**What to produce**.
Check each line of the listing below for the string "margin", and copy the ones that have it.

─── Data to use ───

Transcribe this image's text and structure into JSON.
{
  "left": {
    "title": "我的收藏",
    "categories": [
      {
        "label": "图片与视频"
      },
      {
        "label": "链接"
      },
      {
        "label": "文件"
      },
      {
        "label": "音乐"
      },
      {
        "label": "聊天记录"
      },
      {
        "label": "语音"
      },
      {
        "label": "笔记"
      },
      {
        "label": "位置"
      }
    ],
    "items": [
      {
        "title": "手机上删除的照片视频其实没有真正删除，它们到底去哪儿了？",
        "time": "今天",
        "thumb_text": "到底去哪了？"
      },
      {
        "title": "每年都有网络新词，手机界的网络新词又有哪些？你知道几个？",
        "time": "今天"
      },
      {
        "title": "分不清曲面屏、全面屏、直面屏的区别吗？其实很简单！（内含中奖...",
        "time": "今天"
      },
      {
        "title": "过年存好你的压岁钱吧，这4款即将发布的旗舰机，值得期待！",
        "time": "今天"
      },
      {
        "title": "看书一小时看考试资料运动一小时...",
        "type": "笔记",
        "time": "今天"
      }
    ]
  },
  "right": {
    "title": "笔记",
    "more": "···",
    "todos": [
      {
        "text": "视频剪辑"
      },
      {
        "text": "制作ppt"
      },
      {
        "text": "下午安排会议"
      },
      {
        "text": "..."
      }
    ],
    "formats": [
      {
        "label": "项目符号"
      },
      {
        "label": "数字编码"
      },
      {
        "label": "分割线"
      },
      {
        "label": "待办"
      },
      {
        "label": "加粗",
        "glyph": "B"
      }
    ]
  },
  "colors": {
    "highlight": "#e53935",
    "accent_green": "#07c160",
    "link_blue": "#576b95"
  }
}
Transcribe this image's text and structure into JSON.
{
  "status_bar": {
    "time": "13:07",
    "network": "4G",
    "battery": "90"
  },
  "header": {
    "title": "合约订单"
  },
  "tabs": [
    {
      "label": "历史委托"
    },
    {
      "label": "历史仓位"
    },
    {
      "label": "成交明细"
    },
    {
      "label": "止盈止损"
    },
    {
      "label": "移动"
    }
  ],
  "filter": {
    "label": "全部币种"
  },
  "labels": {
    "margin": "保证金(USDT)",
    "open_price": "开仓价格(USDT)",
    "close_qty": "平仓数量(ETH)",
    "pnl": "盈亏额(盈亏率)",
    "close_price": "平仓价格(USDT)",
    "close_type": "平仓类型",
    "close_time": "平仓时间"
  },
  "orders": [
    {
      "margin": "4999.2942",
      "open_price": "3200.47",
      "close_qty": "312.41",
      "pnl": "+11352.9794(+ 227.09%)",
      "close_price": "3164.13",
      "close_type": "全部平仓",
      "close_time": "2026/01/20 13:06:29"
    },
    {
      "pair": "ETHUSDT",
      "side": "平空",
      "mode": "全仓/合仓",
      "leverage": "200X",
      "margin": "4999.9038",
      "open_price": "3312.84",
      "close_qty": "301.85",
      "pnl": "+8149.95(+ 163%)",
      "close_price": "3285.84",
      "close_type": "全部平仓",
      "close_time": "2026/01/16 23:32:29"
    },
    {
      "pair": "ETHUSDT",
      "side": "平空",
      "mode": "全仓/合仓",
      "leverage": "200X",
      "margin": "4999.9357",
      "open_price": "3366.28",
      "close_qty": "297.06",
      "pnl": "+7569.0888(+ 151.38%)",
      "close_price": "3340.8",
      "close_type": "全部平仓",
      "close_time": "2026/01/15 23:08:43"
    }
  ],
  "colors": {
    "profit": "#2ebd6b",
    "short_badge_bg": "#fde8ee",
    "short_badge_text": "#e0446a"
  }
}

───

**Result of the exercise**.
    "margin": "保证金(USDT)",
      "margin": "4999.2942",
      "margin": "4999.9038",
      "margin": "4999.9357",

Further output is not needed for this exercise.